[Records from a dataset]
####################
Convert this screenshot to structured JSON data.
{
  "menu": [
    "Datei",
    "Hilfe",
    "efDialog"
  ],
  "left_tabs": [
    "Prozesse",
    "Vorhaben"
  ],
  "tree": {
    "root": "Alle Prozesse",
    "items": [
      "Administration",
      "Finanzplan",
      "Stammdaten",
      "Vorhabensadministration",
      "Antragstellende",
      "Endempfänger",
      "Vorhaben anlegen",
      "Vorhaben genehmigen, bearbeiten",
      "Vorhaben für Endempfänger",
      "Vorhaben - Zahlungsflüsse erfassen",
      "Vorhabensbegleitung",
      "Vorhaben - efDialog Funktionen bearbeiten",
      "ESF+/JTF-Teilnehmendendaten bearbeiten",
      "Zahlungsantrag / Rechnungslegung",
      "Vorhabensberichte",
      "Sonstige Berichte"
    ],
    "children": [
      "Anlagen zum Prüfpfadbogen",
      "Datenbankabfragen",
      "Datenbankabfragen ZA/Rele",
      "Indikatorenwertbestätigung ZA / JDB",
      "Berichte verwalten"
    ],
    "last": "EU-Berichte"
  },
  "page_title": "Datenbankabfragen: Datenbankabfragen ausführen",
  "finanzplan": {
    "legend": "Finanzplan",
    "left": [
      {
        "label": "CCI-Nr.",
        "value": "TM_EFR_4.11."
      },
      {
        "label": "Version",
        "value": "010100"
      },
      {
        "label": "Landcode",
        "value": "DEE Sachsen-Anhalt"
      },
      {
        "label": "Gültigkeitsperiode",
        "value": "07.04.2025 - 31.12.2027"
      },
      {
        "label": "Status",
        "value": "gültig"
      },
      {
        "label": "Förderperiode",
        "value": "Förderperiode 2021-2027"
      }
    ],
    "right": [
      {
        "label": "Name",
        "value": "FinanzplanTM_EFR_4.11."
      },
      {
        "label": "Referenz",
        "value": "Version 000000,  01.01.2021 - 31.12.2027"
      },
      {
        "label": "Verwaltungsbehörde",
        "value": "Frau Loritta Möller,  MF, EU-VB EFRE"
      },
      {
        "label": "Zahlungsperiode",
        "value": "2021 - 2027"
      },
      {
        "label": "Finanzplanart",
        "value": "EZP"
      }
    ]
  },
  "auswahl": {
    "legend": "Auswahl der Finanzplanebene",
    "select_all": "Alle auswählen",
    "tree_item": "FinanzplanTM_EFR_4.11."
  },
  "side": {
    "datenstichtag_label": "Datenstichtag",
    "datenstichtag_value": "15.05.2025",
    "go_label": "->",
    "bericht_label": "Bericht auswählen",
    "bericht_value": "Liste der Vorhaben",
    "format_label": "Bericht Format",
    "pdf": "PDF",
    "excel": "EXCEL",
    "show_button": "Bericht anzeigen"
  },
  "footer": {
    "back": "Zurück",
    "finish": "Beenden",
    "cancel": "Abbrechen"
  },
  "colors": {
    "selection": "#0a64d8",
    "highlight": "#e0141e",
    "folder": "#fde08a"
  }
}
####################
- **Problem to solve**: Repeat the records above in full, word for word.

- **Written response**:
Convert this screenshot to structured JSON data.
{
  "menu": [
    "Datei",
    "Hilfe",
    "efDialog"
  ],
  "left_tabs": [
    "Prozesse",
    "Vorhaben"
  ],
  "tree": {
    "root": "Alle Prozesse",
    "items": [
      "Administration",
      "Finanzplan",
      "Stammdaten",
      "Vorhabensadministration",
      "Antragstellende",
      "Endempfänger",
      "Vorhaben anlegen",
      "Vorhaben genehmigen, bearbeiten",
      "Vorhaben für Endempfänger",
      "Vorhaben - Zahlungsflüsse erfassen",
      "Vorhabensbegleitung",
      "Vorhaben - efDialog Funktionen bearbeiten",
      "ESF+/JTF-Teilnehmendendaten bearbeiten",
      "Zahlungsantrag / Rechnungslegung",
      "Vorhabensberichte",
      "Sonstige Berichte"
    ],
    "children": [
      "Anlagen zum Prüfpfadbogen",
      "Datenbankabfragen",
      "Datenbankabfragen ZA/Rele",
      "Indikatorenwertbestätigung ZA / JDB",
      "Berichte verwalten"
    ],
    "last": "EU-Berichte"
  },
  "page_title": "Datenbankabfragen: Datenbankabfragen ausführen",
  "finanzplan": {
    "legend": "Finanzplan",
    "left": [
      {
        "label": "CCI-Nr.",
        "value": "TM_EFR_4.11."
      },
      {
        "label": "Version",
        "value": "010100"
      },
      {
        "label": "Landcode",
        "value": "DEE Sachsen-Anhalt"
      },
      {
        "label": "Gültigkeitsperiode",
        "value": "07.04.2025 - 31.12.2027"
      },
      {
        "label": "Status",
        "value": "gültig"
      },
      {
        "label": "Förderperiode",
        "value": "Förderperiode 2021-2027"
      }
    ],
    "right": [
      {
        "label": "Name",
        "value": "FinanzplanTM_EFR_4.11."
      },
      {
        "label": "Referenz",
        "value": "Version 000000,  01.01.2021 - 31.12.2027"
      },
      {
        "label": "Verwaltungsbehörde",
        "value": "Frau Loritta Möller,  MF, EU-VB EFRE"
      },
      {
        "label": "Zahlungsperiode",
        "value": "2021 - 2027"
      },
      {
        "label": "Finanzplanart",
        "value": "EZP"
      }
    ]
  },
  "auswahl": {
    "legend": "Auswahl der Finanzplanebene",
    "select_all": "Alle auswählen",
    "tree_item": "FinanzplanTM_EFR_4.11."
  },
  "side": {
    "datenstichtag_label": "Datenstichtag",
    "datenstichtag_value": "15.05.2025",
    "go_label": "->",
    "bericht_label": "Bericht auswählen",
    "bericht_value": "Liste der Vorhaben",
    "format_label": "Bericht Format",
    "pdf": "PDF",
    "excel": "EXCEL",
    "show_button": "Bericht anzeigen"
  },
  "footer": {
    "back": "Zurück",
    "finish": "Beenden",
    "cancel": "Abbrechen"
  },
  "colors": {
    "selection": "#0a64d8",
    "highlight": "#e0141e",
    "folder": "#fde08a"
  }
}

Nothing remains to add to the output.